Now available on the Spotify website for download is a completely new app that bears no resemblance to the old clunker, and has been completely rebuilt from scratch. Because this is still in testing phase, it is not out on the Play Store but rather available for download as an .apk file to be manually installed. For any Spotify Premium user, I would definitely recommend giving it a shot, even for those who have never manually installed an application before.

The app has too many changes to name, and every one of them is for the better. It is more stable than its predecessor as well as markedly faster. The styling has changed from a dreary dark gray and green to a white and lime combo that takes definite nods towards Google’s restyling of all their web services. The giant gray buttons are now replaced by simple, flat squares and rectangles, and the obtrusive ‘Now Playing’ tab is gone. The menu is accessed in the exact same way as in Facebook’s new app, and the two look so similar that I cannot tell specifically if there are any differences. Searching for a song is finally logical and the feeling of needing to outsmart the app just to find a song is mercifully gone. While the whole app revolves around the ‘Playlist’ feature, ‘What’s New’ makes an appearance and artist and album pages have been redesigned with giant cover photos adorning the header.

With the reincarnation of their Android app, Spotify has more than likely brought themselves Premium subscribers in droves.

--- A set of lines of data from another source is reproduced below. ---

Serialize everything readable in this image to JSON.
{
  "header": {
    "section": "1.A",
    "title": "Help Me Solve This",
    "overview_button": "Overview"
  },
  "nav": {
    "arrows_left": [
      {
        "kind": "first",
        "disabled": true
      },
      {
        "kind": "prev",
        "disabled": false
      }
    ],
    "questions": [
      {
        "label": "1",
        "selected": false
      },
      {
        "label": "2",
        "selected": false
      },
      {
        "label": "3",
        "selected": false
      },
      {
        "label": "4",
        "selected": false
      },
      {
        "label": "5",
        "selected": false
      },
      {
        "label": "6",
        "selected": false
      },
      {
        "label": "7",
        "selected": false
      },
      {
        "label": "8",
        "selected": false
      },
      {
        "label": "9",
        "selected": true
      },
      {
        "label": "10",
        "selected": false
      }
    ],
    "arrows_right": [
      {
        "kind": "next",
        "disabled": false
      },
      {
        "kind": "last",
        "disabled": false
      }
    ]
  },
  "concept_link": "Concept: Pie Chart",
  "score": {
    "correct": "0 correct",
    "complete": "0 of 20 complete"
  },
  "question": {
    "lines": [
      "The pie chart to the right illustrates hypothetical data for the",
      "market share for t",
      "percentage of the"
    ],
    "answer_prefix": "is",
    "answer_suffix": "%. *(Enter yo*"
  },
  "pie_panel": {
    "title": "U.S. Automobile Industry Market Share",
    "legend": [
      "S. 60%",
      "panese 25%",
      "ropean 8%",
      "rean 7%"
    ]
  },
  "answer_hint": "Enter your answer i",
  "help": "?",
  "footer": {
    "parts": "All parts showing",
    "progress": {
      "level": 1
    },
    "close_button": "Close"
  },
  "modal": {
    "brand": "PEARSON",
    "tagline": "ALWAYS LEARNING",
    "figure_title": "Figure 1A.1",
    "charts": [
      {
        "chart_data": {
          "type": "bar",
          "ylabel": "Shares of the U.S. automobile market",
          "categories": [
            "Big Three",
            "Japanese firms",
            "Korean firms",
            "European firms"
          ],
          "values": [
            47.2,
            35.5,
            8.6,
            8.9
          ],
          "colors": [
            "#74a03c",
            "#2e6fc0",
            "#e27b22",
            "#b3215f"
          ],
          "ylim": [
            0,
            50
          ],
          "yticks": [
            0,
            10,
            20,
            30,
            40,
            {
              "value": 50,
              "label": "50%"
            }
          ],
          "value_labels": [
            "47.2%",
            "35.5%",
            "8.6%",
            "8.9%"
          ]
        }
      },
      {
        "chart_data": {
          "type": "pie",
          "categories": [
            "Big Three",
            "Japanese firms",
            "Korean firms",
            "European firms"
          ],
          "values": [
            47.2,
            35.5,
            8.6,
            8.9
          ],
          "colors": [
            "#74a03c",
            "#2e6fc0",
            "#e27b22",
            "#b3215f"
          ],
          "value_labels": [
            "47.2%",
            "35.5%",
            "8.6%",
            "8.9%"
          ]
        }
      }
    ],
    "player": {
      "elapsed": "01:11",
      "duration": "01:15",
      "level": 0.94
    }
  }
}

The argument to stay at Spotify Free and not upgrade to Premium just got a little bit harder to make.